Work task> Write out each entry again. Keep every word exactly as it is.

Source data>
══════════
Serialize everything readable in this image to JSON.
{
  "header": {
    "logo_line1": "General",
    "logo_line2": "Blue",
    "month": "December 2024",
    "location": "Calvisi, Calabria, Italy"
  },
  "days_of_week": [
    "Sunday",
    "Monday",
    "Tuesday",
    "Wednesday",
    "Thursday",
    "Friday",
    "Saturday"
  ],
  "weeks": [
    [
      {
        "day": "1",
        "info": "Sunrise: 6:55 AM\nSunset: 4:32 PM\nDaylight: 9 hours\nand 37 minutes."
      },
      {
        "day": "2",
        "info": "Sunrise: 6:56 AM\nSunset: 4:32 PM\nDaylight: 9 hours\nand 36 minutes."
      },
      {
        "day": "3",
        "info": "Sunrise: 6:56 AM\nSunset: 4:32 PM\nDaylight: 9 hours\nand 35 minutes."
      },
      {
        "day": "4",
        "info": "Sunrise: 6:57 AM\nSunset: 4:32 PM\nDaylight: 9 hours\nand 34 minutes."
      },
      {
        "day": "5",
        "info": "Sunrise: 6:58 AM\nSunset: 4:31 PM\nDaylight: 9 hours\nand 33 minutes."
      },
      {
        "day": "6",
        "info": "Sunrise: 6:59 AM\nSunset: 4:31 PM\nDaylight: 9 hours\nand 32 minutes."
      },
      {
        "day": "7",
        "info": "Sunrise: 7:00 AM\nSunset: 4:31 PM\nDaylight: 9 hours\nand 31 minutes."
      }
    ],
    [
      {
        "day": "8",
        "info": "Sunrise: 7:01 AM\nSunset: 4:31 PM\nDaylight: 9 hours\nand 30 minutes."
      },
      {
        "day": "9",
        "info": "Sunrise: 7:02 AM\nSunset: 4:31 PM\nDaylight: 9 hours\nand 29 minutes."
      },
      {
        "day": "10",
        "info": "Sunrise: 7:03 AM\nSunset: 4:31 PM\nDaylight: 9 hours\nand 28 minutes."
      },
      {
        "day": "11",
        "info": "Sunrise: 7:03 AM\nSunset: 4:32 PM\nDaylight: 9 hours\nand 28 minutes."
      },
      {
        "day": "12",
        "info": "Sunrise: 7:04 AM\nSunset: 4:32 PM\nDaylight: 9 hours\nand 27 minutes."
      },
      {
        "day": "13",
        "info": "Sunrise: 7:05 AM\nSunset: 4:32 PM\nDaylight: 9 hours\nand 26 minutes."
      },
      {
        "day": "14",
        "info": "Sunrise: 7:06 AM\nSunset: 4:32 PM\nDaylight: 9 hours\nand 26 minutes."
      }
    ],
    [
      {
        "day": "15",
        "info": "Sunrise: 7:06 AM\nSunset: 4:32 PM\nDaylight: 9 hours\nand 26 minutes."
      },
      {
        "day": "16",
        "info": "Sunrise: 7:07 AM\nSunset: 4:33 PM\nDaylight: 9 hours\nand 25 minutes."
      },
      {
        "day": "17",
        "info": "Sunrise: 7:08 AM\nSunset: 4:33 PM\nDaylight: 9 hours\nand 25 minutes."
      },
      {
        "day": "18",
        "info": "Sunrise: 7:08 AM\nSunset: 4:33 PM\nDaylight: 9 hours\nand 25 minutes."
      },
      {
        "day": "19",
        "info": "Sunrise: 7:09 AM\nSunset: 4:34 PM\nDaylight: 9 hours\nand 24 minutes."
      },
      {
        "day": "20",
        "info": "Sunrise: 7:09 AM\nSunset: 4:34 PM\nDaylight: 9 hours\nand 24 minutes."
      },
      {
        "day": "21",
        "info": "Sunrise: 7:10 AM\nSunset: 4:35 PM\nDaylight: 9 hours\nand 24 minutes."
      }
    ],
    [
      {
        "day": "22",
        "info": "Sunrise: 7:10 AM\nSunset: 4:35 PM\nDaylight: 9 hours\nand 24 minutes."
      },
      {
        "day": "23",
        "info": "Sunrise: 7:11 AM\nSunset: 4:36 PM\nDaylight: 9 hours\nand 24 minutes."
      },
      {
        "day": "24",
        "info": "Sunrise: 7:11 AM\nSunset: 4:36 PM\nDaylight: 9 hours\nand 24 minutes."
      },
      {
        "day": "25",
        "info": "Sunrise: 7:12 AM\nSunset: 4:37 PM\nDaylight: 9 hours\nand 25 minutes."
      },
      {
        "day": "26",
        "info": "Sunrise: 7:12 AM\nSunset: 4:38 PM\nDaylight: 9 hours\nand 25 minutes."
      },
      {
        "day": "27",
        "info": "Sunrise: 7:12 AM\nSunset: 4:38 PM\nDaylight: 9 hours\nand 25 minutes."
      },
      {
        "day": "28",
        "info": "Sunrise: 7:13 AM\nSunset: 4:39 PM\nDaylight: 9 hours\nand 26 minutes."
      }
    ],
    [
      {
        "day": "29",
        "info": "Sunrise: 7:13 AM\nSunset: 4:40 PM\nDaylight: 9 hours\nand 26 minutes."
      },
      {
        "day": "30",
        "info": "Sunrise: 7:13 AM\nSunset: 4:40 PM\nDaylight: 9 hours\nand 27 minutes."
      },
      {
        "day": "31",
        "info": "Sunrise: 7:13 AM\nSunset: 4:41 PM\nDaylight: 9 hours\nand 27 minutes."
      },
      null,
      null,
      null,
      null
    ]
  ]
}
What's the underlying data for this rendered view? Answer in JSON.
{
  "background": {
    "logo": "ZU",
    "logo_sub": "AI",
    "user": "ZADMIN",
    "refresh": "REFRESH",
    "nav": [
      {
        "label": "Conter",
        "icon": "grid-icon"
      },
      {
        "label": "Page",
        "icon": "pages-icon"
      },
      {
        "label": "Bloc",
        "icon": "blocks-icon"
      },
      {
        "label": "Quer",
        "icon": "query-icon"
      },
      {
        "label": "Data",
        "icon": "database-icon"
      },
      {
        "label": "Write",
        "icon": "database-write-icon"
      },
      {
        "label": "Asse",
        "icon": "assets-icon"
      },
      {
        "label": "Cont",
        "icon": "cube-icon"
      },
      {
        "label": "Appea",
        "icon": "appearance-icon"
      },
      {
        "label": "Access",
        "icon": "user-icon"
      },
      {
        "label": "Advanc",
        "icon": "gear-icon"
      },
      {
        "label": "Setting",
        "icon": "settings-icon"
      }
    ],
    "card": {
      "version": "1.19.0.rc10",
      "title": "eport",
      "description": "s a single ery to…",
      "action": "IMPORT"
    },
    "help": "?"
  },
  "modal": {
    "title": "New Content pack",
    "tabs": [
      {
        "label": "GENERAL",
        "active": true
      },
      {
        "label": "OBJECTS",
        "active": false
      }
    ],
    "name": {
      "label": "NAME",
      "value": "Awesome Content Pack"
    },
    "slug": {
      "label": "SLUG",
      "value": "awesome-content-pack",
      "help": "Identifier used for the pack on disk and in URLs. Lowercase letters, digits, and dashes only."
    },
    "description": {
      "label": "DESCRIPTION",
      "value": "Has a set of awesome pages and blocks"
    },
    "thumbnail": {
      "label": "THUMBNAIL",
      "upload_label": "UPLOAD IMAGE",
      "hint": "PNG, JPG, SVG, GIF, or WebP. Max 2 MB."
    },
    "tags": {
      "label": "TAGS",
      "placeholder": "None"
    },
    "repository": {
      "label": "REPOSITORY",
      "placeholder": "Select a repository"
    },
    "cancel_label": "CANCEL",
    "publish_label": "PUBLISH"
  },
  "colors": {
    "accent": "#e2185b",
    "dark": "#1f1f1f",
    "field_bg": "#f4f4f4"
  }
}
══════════
Answer space>
Serialize everything readable in this image to JSON.
{
  "header": {
    "logo_line1": "General",
    "logo_line2": "Blue",
    "month": "December 2024",
    "location": "Calvisi, Calabria, Italy"
  },
  "days_of_week": [
    "Sunday",
    "Monday",
    "Tuesday",
    "Wednesday",
    "Thursday",
    "Friday",
    "Saturday"
  ],
  "weeks": [
    [
      {
        "day": "1",
        "info": "Sunrise: 6:55 AM\nSunset: 4:32 PM\nDaylight: 9 hours\nand 37 minutes."
      },
      {
        "day": "2",
        "info": "Sunrise: 6:56 AM\nSunset: 4:32 PM\nDaylight: 9 hours\nand 36 minutes."
      },
      {
        "day": "3",
        "info": "Sunrise: 6:56 AM\nSunset: 4:32 PM\nDaylight: 9 hours\nand 35 minutes."
      },
      {
        "day": "4",
        "info": "Sunrise: 6:57 AM\nSunset: 4:32 PM\nDaylight: 9 hours\nand 34 minutes."
      },
      {
        "day": "5",
        "info": "Sunrise: 6:58 AM\nSunset: 4:31 PM\nDaylight: 9 hours\nand 33 minutes."
      },
      {
        "day": "6",
        "info": "Sunrise: 6:59 AM\nSunset: 4:31 PM\nDaylight: 9 hours\nand 32 minutes."
      },
      {
        "day": "7",
        "info": "Sunrise: 7:00 AM\nSunset: 4:31 PM\nDaylight: 9 hours\nand 31 minutes."
      }
    ],
    [
      {
        "day": "8",
        "info": "Sunrise: 7:01 AM\nSunset: 4:31 PM\nDaylight: 9 hours\nand 30 minutes."
      },
      {
        "day": "9",
        "info": "Sunrise: 7:02 AM\nSunset: 4:31 PM\nDaylight: 9 hours\nand 29 minutes."
      },
      {
        "day": "10",
        "info": "Sunrise: 7:03 AM\nSunset: 4:31 PM\nDaylight: 9 hours\nand 28 minutes."
      },
      {
        "day": "11",
        "info": "Sunrise: 7:03 AM\nSunset: 4:32 PM\nDaylight: 9 hours\nand 28 minutes."
      },
      {
        "day": "12",
        "info": "Sunrise: 7:04 AM\nSunset: 4:32 PM\nDaylight: 9 hours\nand 27 minutes."
      },
      {
        "day": "13",
        "info": "Sunrise: 7:05 AM\nSunset: 4:32 PM\nDaylight: 9 hours\nand 26 minutes."
      },
      {
        "day": "14",
        "info": "Sunrise: 7:06 AM\nSunset: 4:32 PM\nDaylight: 9 hours\nand 26 minutes."
      }
    ],
    [
      {
        "day": "15",
        "info": "Sunrise: 7:06 AM\nSunset: 4:32 PM\nDaylight: 9 hours\nand 26 minutes."
      },
      {
        "day": "16",
        "info": "Sunrise: 7:07 AM\nSunset: 4:33 PM\nDaylight: 9 hours\nand 25 minutes."
      },
      {
        "day": "17",
        "info": "Sunrise: 7:08 AM\nSunset: 4:33 PM\nDaylight: 9 hours\nand 25 minutes."
      },
      {
        "day": "18",
        "info": "Sunrise: 7:08 AM\nSunset: 4:33 PM\nDaylight: 9 hours\nand 25 minutes."
      },
      {
        "day": "19",
        "info": "Sunrise: 7:09 AM\nSunset: 4:34 PM\nDaylight: 9 hours\nand 24 minutes."
      },
      {
        "day": "20",
        "info": "Sunrise: 7:09 AM\nSunset: 4:34 PM\nDaylight: 9 hours\nand 24 minutes."
      },
      {
        "day": "21",
        "info": "Sunrise: 7:10 AM\nSunset: 4:35 PM\nDaylight: 9 hours\nand 24 minutes."
      }
    ],
    [
      {
        "day": "22",
        "info": "Sunrise: 7:10 AM\nSunset: 4:35 PM\nDaylight: 9 hours\nand 24 minutes."
      },
      {
        "day": "23",
        "info": "Sunrise: 7:11 AM\nSunset: 4:36 PM\nDaylight: 9 hours\nand 24 minutes."
      },
      {
        "day": "24",
        "info": "Sunrise: 7:11 AM\nSunset: 4:36 PM\nDaylight: 9 hours\nand 24 minutes."
      },
      {
        "day": "25",
        "info": "Sunrise: 7:12 AM\nSunset: 4:37 PM\nDaylight: 9 hours\nand 25 minutes."
      },
      {
        "day": "26",
        "info": "Sunrise: 7:12 AM\nSunset: 4:38 PM\nDaylight: 9 hours\nand 25 minutes."
      },
      {
        "day": "27",
        "info": "Sunrise: 7:12 AM\nSunset: 4:38 PM\nDaylight: 9 hours\nand 25 minutes."
      },
      {
        "day": "28",
        "info": "Sunrise: 7:13 AM\nSunset: 4:39 PM\nDaylight: 9 hours\nand 26 minutes."
      }
    ],
    [
      {
        "day": "29",
        "info": "Sunrise: 7:13 AM\nSunset: 4:40 PM\nDaylight: 9 hours\nand 26 minutes."
      },
      {
        "day": "30",
        "info": "Sunrise: 7:13 AM\nSunset: 4:40 PM\nDaylight: 9 hours\nand 27 minutes."
      },
      {
        "day": "31",
        "info": "Sunrise: 7:13 AM\nSunset: 4:41 PM\nDaylight: 9 hours\nand 27 minutes."
      },
      null,
      null,
      null,
      null
    ]
  ]
}
What's the underlying data for this rendered view? Answer in JSON.
{
  "background": {
    "logo": "ZU",
    "logo_sub": "AI",
    "user": "ZADMIN",
    "refresh": "REFRESH",
    "nav": [
      {
        "label": "Conter",
        "icon": "grid-icon"
      },
      {
        "label": "Page",
        "icon": "pages-icon"
      },
      {
        "label": "Bloc",
        "icon": "blocks-icon"
      },
      {
        "label": "Quer",
        "icon": "query-icon"
      },
      {
        "label": "Data",
        "icon": "database-icon"
      },
      {
        "label": "Write",
        "icon": "database-write-icon"
      },
      {
        "label": "Asse",
        "icon": "assets-icon"
      },
      {
        "label": "Cont",
        "icon": "cube-icon"
      },
      {
        "label": "Appea",
        "icon": "appearance-icon"
      },
      {
        "label": "Access",
        "icon": "user-icon"
      },
      {
        "label": "Advanc",
        "icon": "gear-icon"
      },
      {
        "label": "Setting",
        "icon": "settings-icon"
      }
    ],
    "card": {
      "version": "1.19.0.rc10",
      "title": "eport",
      "description": "s a single ery to…",
      "action": "IMPORT"
    },
    "help": "?"
  },
  "modal": {
    "title": "New Content pack",
    "tabs": [
      {
        "label": "GENERAL",
        "active": true
      },
      {
        "label": "OBJECTS",
        "active": false
      }
    ],
    "name": {
      "label": "NAME",
      "value": "Awesome Content Pack"
    },
    "slug": {
      "label": "SLUG",
      "value": "awesome-content-pack",
      "help": "Identifier used for the pack on disk and in URLs. Lowercase letters, digits, and dashes only."
    },
    "description": {
      "label": "DESCRIPTION",
      "value": "Has a set of awesome pages and blocks"
    },
    "thumbnail": {
      "label": "THUMBNAIL",
      "upload_label": "UPLOAD IMAGE",
      "hint": "PNG, JPG, SVG, GIF, or WebP. Max 2 MB."
    },
    "tags": {
      "label": "TAGS",
      "placeholder": "None"
    },
    "repository": {
      "label": "REPOSITORY",
      "placeholder": "Select a repository"
    },
    "cancel_label": "CANCEL",
    "publish_label": "PUBLISH"
  },
  "colors": {
    "accent": "#e2185b",
    "dark": "#1f1f1f",
    "field_bg": "#f4f4f4"
  }
}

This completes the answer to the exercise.